You’ll enjoy a paved road until you reach Plush. Expect picturesque scenes like this one.
Much to my surprise, Plush also had a gas pump. Its general store proclaims the town’s unofficial slogan:
Plush: A drinking town with a cow problem.
Drive straight through town, past just a handful of buildings, and you’ll quickly arrive at a right-turn, marked by…
… this corral. It didn’t look like anything special at this moment (the clouds had returned), but it was downright beautiful later on.
The paved road takes you just a bit further, directly towards the imposing cliffs of Hart Mountain, which towers 3,600 feet (1,100 meters) above the valley floor. Just before the road makes another sharp turn to the left…
… there’s an interpretive area, with a nice view of Hart Lake to the south. This is a prime spot for wildlife watching — although I didn’t see much activity at the moment.
This panorama, looking south, gives you some idea of the vastness of the open space in Warner Valley.
Beyond the interpretive area…
… the road turns to dirt, and heads north, skirting along Hart Mountain’s western slope. There is a campground in this area, and a few small lakes over to the left.
Eventually, you’ll enter the Hart Mountain National Antelope Refuge, and just after the welcome sign, there’s a road that turns right, and heads up the mountain.
The drive up from the valley floor was pretty dramatic.
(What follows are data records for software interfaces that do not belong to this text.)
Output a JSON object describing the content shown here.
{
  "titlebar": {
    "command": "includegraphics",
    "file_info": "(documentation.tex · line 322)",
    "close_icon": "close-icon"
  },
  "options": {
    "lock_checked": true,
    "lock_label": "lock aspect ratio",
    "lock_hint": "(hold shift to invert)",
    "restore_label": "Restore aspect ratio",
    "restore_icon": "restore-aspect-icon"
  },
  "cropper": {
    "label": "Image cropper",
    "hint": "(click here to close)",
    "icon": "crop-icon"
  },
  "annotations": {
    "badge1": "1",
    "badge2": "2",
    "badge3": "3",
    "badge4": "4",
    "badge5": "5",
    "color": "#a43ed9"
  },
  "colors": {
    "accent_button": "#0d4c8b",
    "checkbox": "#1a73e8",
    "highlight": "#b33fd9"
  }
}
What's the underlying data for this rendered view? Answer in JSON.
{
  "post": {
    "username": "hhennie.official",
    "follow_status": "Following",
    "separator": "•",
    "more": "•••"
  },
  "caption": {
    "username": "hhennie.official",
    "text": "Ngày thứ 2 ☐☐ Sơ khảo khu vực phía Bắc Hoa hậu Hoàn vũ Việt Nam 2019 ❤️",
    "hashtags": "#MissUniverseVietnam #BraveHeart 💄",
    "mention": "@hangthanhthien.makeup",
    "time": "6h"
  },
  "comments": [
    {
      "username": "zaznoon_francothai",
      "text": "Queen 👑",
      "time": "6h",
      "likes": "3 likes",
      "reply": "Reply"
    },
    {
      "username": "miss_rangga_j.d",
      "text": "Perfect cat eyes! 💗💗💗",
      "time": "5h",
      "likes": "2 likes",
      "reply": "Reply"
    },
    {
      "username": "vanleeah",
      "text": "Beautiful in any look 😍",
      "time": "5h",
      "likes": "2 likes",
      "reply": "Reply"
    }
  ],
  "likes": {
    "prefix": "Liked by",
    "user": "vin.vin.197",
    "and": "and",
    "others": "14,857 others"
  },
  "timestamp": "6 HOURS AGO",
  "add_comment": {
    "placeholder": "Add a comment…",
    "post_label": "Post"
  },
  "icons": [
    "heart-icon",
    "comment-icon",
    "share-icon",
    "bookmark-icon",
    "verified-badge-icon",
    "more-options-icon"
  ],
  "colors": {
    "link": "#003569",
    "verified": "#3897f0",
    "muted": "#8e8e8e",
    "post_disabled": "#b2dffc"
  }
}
About halfway up, there’s a turnout with a short trail that leads to a viewpoint.
From here, you have a nice view of Hart Mountain…
… and a simply extraordinary view of the valley below.
Once you reach the top of the mountain, you’re on a plateau. The main road is well-maintained…
… though the side roads are pretty rough.
I only drove as far as the refuge’s headquarters. It had already closed down for the day. And, I’m assuming that when the snow starts falling, they don’t get very many visitors up here.
If I had continued beyond the refuge headquarters, I would have eventually ended up back in Frenchglen, Oregon. I was there several hours earlier, and my original plan was to take this dirt road, through the refuge, down the mountain, and on to Lakeview. However, I encountered so much snow on Steens Mountain that I was afraid I’d run into impassable conditions in the middle of the refuge, then have to backtrack to Frenchglen and make the long loop anyhow. I probably wouldn’t have had any trouble making the drive from Frenchglen to Plush via the Hart Mountain Refuge road, but I guess it’s best that I played it safe.
I left the refuge and headed back down the hill, into Warner Valley once again.
The trip downhill was simply incredible. The views from this road are amazing.
I think that’s Upper Campbell Lake or Flagstaff Lake in the distance — one of several shallow ponds at the north end of the valley. You might want to look for Flagstaff Lake Road — a shortcut across the valley to Hogback Road. It should provide some nice views of the lakes, and an alternate route to get back to Plush.
By the time I arrived in Plush, sunset had arrived. I returned to that corral, to take in the view of the glowing slopes of Hart Mountain.
My drive through Warner Valley and up into the Hart Mountain Antelope Refuge was the highlight of my (very long) day in the Oregon Outback. If you go, be sure you schedule enough time to do some wildlife watching. And, if the weather is favorable, don’t be afraid to tackle the entire road from Frenchglen to Plush.
The Warner Valley is located in south-central Oregon, east of Lakeview. Oregon Highway 140 cuts across the southern part of the valley. At Adel, 140 intersects with Hogback Road, which provides access to Plush and the northern end of the valley, along with the Hart Mountain Antelope Refuge. You can also take the shortcut Plush Cutoff Road to shorten the distance between Plush and Lakeview.
Check out this time-lapse, dash-cam video of the drive into Warner Valley and up Hart Mountain: